* **AVAILABLE DATA**
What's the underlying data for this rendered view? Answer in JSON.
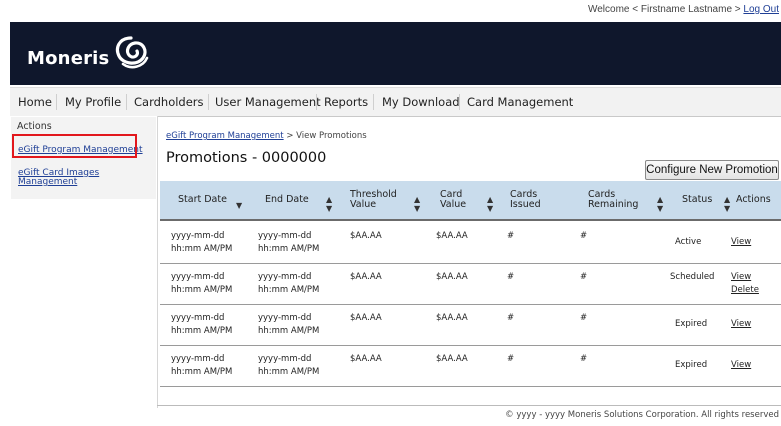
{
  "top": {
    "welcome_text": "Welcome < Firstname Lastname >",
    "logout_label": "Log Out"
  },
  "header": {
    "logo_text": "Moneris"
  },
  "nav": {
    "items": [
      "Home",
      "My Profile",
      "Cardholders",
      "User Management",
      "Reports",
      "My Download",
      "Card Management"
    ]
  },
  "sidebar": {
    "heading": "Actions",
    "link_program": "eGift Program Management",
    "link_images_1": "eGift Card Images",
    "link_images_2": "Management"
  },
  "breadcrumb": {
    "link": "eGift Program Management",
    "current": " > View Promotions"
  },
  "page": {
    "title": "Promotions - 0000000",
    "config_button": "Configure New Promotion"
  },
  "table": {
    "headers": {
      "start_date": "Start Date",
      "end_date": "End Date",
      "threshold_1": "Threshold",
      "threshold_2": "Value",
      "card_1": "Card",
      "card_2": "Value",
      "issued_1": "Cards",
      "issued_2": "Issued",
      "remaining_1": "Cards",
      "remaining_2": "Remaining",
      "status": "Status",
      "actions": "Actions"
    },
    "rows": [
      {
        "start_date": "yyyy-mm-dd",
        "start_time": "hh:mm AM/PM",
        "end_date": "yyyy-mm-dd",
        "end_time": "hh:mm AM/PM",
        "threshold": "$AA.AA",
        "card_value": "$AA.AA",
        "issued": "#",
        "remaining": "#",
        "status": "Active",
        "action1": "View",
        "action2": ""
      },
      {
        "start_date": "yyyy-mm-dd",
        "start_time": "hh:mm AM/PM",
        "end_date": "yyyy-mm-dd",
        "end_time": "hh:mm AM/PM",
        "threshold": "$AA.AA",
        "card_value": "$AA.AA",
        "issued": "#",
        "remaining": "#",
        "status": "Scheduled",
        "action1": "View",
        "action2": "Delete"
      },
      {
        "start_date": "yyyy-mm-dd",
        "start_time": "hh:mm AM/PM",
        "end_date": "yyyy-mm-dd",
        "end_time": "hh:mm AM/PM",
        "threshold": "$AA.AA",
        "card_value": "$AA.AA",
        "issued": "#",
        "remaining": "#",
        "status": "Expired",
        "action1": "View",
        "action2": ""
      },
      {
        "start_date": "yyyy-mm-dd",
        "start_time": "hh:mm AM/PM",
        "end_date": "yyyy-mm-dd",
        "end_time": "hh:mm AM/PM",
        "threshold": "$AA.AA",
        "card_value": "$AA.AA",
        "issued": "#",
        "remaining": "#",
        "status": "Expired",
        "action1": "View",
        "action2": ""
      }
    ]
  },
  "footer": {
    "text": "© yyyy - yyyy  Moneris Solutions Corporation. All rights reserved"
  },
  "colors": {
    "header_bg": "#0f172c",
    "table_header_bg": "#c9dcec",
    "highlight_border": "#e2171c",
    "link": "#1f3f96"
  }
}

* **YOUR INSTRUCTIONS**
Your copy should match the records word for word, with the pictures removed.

* **TASK OUTPUT**
What's the underlying data for this rendered view? Answer in JSON.
{
  "top": {
    "welcome_text": "Welcome < Firstname Lastname >",
    "logout_label": "Log Out"
  },
  "header": {
    "logo_text": "Moneris"
  },
  "nav": {
    "items": [
      "Home",
      "My Profile",
      "Cardholders",
      "User Management",
      "Reports",
      "My Download",
      "Card Management"
    ]
  },
  "sidebar": {
    "heading": "Actions",
    "link_program": "eGift Program Management",
    "link_images_1": "eGift Card Images",
    "link_images_2": "Management"
  },
  "breadcrumb": {
    "link": "eGift Program Management",
    "current": " > View Promotions"
  },
  "page": {
    "title": "Promotions - 0000000",
    "config_button": "Configure New Promotion"
  },
  "table": {
    "headers": {
      "start_date": "Start Date",
      "end_date": "End Date",
      "threshold_1": "Threshold",
      "threshold_2": "Value",
      "card_1": "Card",
      "card_2": "Value",
      "issued_1": "Cards",
      "issued_2": "Issued",
      "remaining_1": "Cards",
      "remaining_2": "Remaining",
      "status": "Status",
      "actions": "Actions"
    },
    "rows": [
      {
        "start_date": "yyyy-mm-dd",
        "start_time": "hh:mm AM/PM",
        "end_date": "yyyy-mm-dd",
        "end_time": "hh:mm AM/PM",
        "threshold": "$AA.AA",
        "card_value": "$AA.AA",
        "issued": "#",
        "remaining": "#",
        "status": "Active",
        "action1": "View",
        "action2": ""
      },
      {
        "start_date": "yyyy-mm-dd",
        "start_time": "hh:mm AM/PM",
        "end_date": "yyyy-mm-dd",
        "end_time": "hh:mm AM/PM",
        "threshold": "$AA.AA",
        "card_value": "$AA.AA",
        "issued": "#",
        "remaining": "#",
        "status": "Scheduled",
        "action1": "View",
        "action2": "Delete"
      },
      {
        "start_date": "yyyy-mm-dd",
        "start_time": "hh:mm AM/PM",
        "end_date": "yyyy-mm-dd",
        "end_time": "hh:mm AM/PM",
        "threshold": "$AA.AA",
        "card_value": "$AA.AA",
        "issued": "#",
        "remaining": "#",
        "status": "Expired",
        "action1": "View",
        "action2": ""
      },
      {
        "start_date": "yyyy-mm-dd",
        "start_time": "hh:mm AM/PM",
        "end_date": "yyyy-mm-dd",
        "end_time": "hh:mm AM/PM",
        "threshold": "$AA.AA",
        "card_value": "$AA.AA",
        "issued": "#",
        "remaining": "#",
        "status": "Expired",
        "action1": "View",
        "action2": ""
      }
    ]
  },
  "footer": {
    "text": "© yyyy - yyyy  Moneris Solutions Corporation. All rights reserved"
  },
  "colors": {
    "header_bg": "#0f172c",
    "table_header_bg": "#c9dcec",
    "highlight_border": "#e2171c",
    "link": "#1f3f96"
  }
}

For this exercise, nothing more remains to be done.